The 2010 survey was conducted in June and included responses from both senior business executives and technology managers and specialists. The Eccolo Media survey was limited to technology buyers, but the findings provide valuable insights regarding the attitudes and practices of other types of B2B buyers who purchase complex products and services. Here are some of the key findings from the 2010 survey.
- White papers have the greatest influence on purchasing decisions. Thirty-nine percent of survey respondents ranked white papers as the most influential type of marketing collateral for evaluating purchase decisions. Brochures (28%) and case studies (18%) followed white papers in terms of influence.
- Brochures, white papers, and case studies are the most frequently used types of marketing collateral. Eighty-three percent of respondents said they had used brochures within the previous six months to evaluate a prospective purchase, while 76% identified white papers, and 67% identified case studies.

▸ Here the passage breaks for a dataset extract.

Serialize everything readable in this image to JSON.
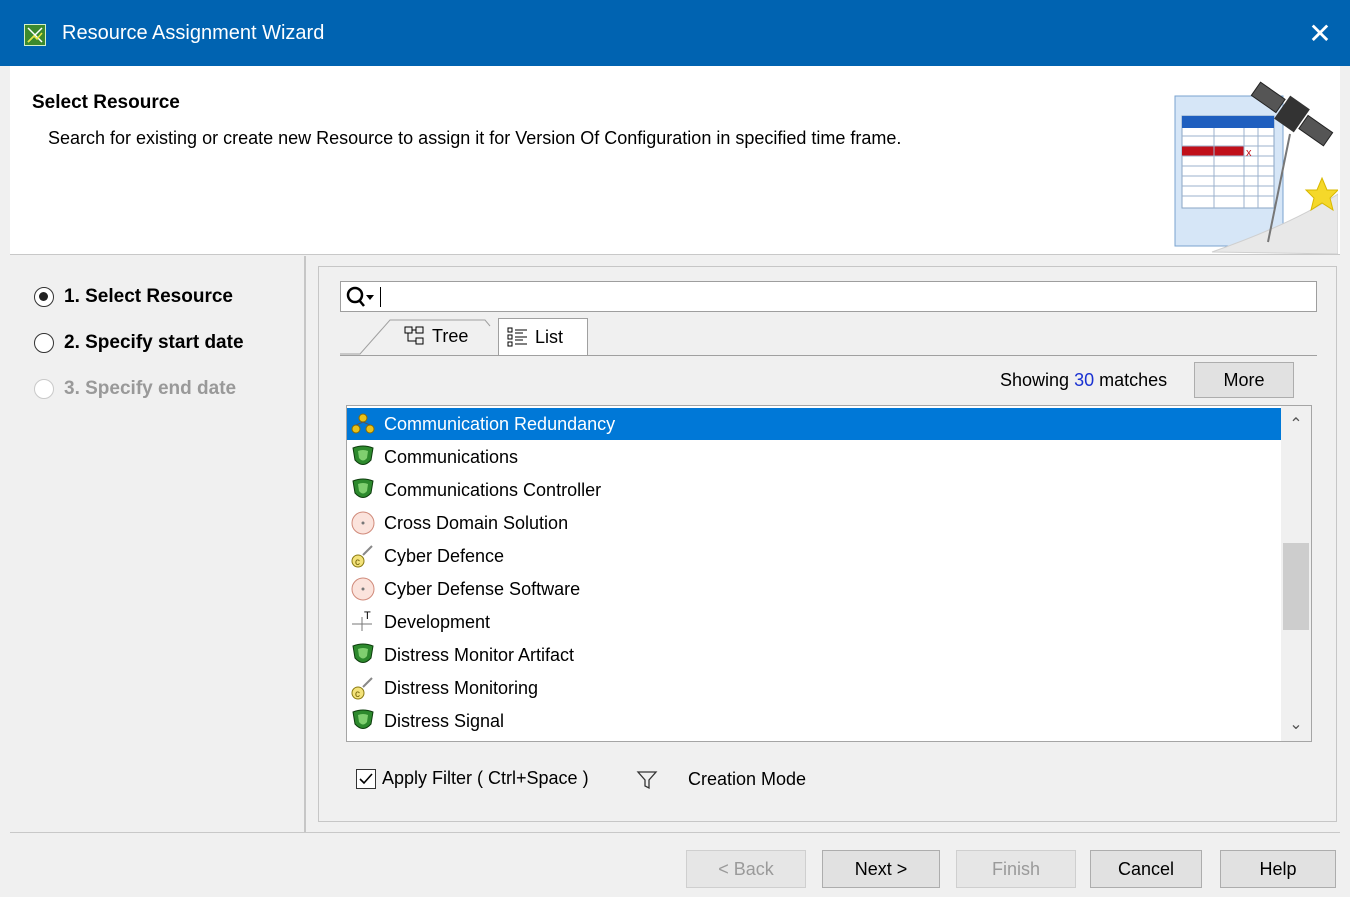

- The most important distribution channel for marketing collateral materials is the company Website. Seventy-one percent of respondents said they find white papers at supplier Websites, 65% obtain brochures from company Websites, and 56% acquire case studies through that channel. The second most important distribution channel for white papers is outbound direct response campaigns, with 59% of respondents indicating they had obtained white papers via such campaigns.
- Potential buyers use marketing collateral early in the buying process. The majority of respondents said they review marketing collateral for the first time during the "pre-sale" stage of the buying process when they are beginning to consider solutions and before they initiate discussions with potential suppliers. Sixty percent of respondents said they first review brochures during the pre-sale stage, 53% first read white papers during that stage, and 49% first read case studies during that stage.
Some pretty interesting stuff. The full report is well worth the time to download and survey – there are lots of clean graphics to convey the information and good summaries.